Judith Hackitt’s ‘Risk Assessment’ – Reading between the lines

I’ve said many times that I don’t entirely blame the press for publicising ridiculous health and safety stories.

Most often, they are merely reporting when a convenient excuse has been trotted out by someone to avoid having to answer for an unpopular decision, or when someone has decided on a ridiculous interpretation of perfectly reasonable rules. The press coverage plays an important role in helping us to get these jobsworths and other would-be petty minded people to change their behaviour.

However, there are occasions where the press can play the ‘elf n safety’ card unnecessarily. One case in point was a story I saw reported last week in which a lady who went to hospital for tests was advised not to bring young children to the hospital with her.

The hospital has very good reasons for this advice – namely that the tests to be carried out required a long period of fasting beforehand – and in the hospital’s considerable experience this can lead to people fainting while the tests are being done as it concerns the withdrawal of blood.

The tests also require the patient to sit still for two hours – extremely difficult to do if a small child is demanding attention. Most of us would recognise that the advice given by the hospital is sound. Seeing mum faint would be distressing for small children to witness, and even worse being in the arms of someone who faints, so it is surely much better – common sense in fact – to leave the kids at home with someone else.

One of the tabloids conspired to turn this into a story where the lady in question was banned from breastfeeding on the grounds of ‘elf n safety’.

In this case, never was the saying ‘why let the facts get in the way of a good story’ more appropriate.

Myth Busters is doing an outstanding job in exposing jobsworths who claim there are health and safety restrictions where there are none, and we really appreciate the role the media play in helping us to root out those silly cases.

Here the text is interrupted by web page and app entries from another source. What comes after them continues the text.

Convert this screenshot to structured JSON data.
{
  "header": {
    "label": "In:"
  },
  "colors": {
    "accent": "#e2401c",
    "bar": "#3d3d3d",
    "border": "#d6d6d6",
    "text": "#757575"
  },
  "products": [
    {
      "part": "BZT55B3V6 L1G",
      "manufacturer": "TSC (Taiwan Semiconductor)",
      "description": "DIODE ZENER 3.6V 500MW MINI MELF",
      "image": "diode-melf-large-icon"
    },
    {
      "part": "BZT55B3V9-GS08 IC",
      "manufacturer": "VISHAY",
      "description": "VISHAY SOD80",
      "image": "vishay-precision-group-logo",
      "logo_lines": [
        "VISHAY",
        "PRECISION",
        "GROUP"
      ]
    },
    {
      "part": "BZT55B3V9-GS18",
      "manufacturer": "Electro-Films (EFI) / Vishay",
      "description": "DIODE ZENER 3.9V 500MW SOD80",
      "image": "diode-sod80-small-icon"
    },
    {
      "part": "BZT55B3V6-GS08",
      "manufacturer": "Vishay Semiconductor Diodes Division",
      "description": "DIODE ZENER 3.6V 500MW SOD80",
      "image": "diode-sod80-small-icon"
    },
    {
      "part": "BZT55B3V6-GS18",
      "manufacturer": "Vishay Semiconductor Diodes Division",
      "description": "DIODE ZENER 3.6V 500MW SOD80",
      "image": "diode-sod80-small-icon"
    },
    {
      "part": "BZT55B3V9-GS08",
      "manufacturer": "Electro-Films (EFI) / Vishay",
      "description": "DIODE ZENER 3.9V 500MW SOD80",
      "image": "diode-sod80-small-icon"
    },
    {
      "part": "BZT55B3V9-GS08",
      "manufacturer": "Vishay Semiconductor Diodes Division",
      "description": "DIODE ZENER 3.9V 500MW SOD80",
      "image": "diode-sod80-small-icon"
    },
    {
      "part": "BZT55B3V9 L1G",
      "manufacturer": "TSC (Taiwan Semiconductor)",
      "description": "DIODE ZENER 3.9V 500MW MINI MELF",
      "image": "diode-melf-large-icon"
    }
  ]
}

But let’s not inflate the problem by turning perfectly sensible practical advice into a mythical health and safety story.

Article source: http://www.hse.gov.uk/news/judith-risk-assessment/reading-between-the-lines280314.htm